Markets spooked by geopolitics yet again

Wall Street stocks, regional indices hit by conflict between US, Syria and Russia

No sooner had trade war tensions begun to ease than geopolitical stresses of a different nature started to rock markets again.

Fears of rising conflict between the United States, Syria and Russia wiped out Wednesday's gains, with Singapore's benchmark Straits Times Index following in Wall Street's footsteps to dip 11.15 points or 0.32 per cent to 3,468.61.

Around 1.6 billion shares worth $1.1 billion were traded, while losers outpacing gainers 219 to 192.

Wall Street stocks sagged overnight as President Donald Trump warned Russia of imminent military action in Syria, a move that sparked Russian rebuttal and raised fears of increased unrest ahead.

This overshadowed positive sentiment from the Federal Open Market Committee minutes as well as fresh US inflation data that showed the consumer price index rose 2.1 per cent in March.
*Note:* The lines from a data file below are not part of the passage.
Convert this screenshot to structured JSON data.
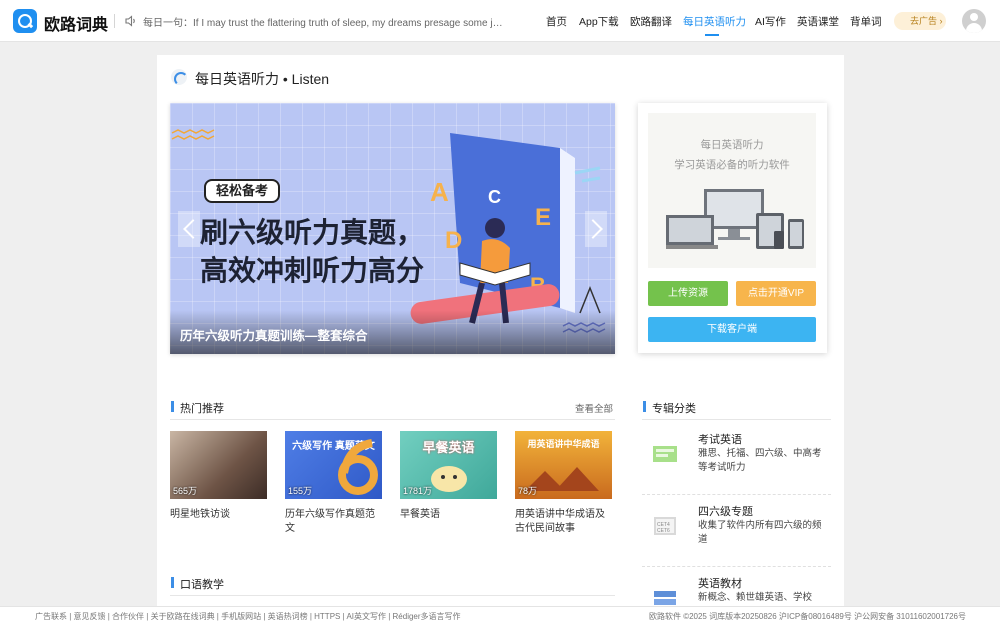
{
  "header": {
    "brand": "欧路词典",
    "daily_sentence": "每日一句：If I may trust the flattering truth of sleep, my dreams presage some jo...",
    "nav": [
      "首页",
      "App下载",
      "欧路翻译",
      "每日英语听力",
      "AI写作",
      "英语课堂",
      "背单词"
    ],
    "active_nav": "每日英语听力",
    "ad_label": "去广告 ›"
  },
  "page": {
    "title": "每日英语听力 • Listen"
  },
  "banner": {
    "tag": "轻松备考",
    "line1": "刷六级听力真题，",
    "line2": "高效冲刺听力高分",
    "caption": "历年六级听力真题训练—整套综合"
  },
  "promo": {
    "title": "每日英语听力",
    "subtitle": "学习英语必备的听力软件",
    "upload_label": "上传资源",
    "vip_label": "点击开通VIP",
    "download_label": "下载客户端"
  },
  "hot": {
    "title": "热门推荐",
    "see_all": "查看全部",
    "items": [
      {
        "label": "明星地铁访谈",
        "count": "565万",
        "overlay": "",
        "color": "#8a7060"
      },
      {
        "label": "历年六级写作真题范文",
        "count": "155万",
        "overlay": "六级写作 真题范文",
        "color": "#3a6bd0"
      },
      {
        "label": "早餐英语",
        "count": "1781万",
        "overlay": "早餐英语",
        "color": "#5fc0b0"
      },
      {
        "label": "用英语讲中华成语及古代民间故事",
        "count": "78万",
        "overlay": "用英语讲中华成语",
        "color": "#e08a2a"
      }
    ]
  },
  "oral": {
    "title": "口语教学"
  },
  "albums": {
    "title": "专辑分类",
    "items": [
      {
        "title": "考试英语",
        "desc": "雅思、托福、四六级、中高考等考试听力"
      },
      {
        "title": "四六级专题",
        "desc": "收集了软件内所有四六级的频道"
      },
      {
        "title": "英语教材",
        "desc": "新概念、赖世雄英语、学校"
      }
    ]
  },
  "footer": {
    "links": "广告联系 | 意见反馈 | 合作伙伴 | 关于欧路在线词典 | 手机版网站 | 英语热词榜 | HTTPS | AI英文写作 | Rédiger多语言写作",
    "copyright": "欧路软件 ©2025 词库版本20250826 沪ICP备08016489号 沪公网安备 31011602001726号"
  },
  "colors": {
    "accent": "#1f8ff0",
    "upload": "#74c24c",
    "vip": "#f7b54c",
    "download": "#3cb4f2"
  }
}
Key regional indices in Japan, South Korea, Australia, Hong Kong and China also fell with Malaysia bucking the trend with a meagre 0.2 per cent gain.

Notable movers here included Dragon Group International, which said yesterday that it has received a delisting notice after its request for further extension to meet bourse requirements for removal from the watch list was rejected. The Chinese electronics engineering firm lost 53 per cent to 0.8 cent.

Units of Lippo Malls Indonesia Retail Trust fell 1.5 cents to 36.5 cents after OCBC Investment Research said Indonesia's new tax rules on income received from land and building leases could "prompt selling pressure on the counter" as the levy could shave about 7 per cent off distributions per unit.

On the brighter side, Hyflux jumped five cents or 19.6 per cent on hopes of potential investors looking to inject additional funds to spur growth.

Datapulse Technology rose one cent to 37.5 cents after the company said it will expand its recently acquired hair care product manufacturer into the distribution business despite the challenges from a bloc of minority shareholders.

Genting Singapore gained three cents to $1.16 after Morgan Stanley raised its rating on the stock from "equal weight" to "overweight".

It cited its attractive valuation after its price retreat, increased local spending and the legalisation of gaming in Japan as early as this year, which could drive its share-price gain.

The research house increased its target price from $1.30 to $1.40.

A version of this article appeared in the print edition of The Straits Times on April 13, 2018, with the headline 'Markets spooked by geopolitics yet again'. Print Edition | Subscribe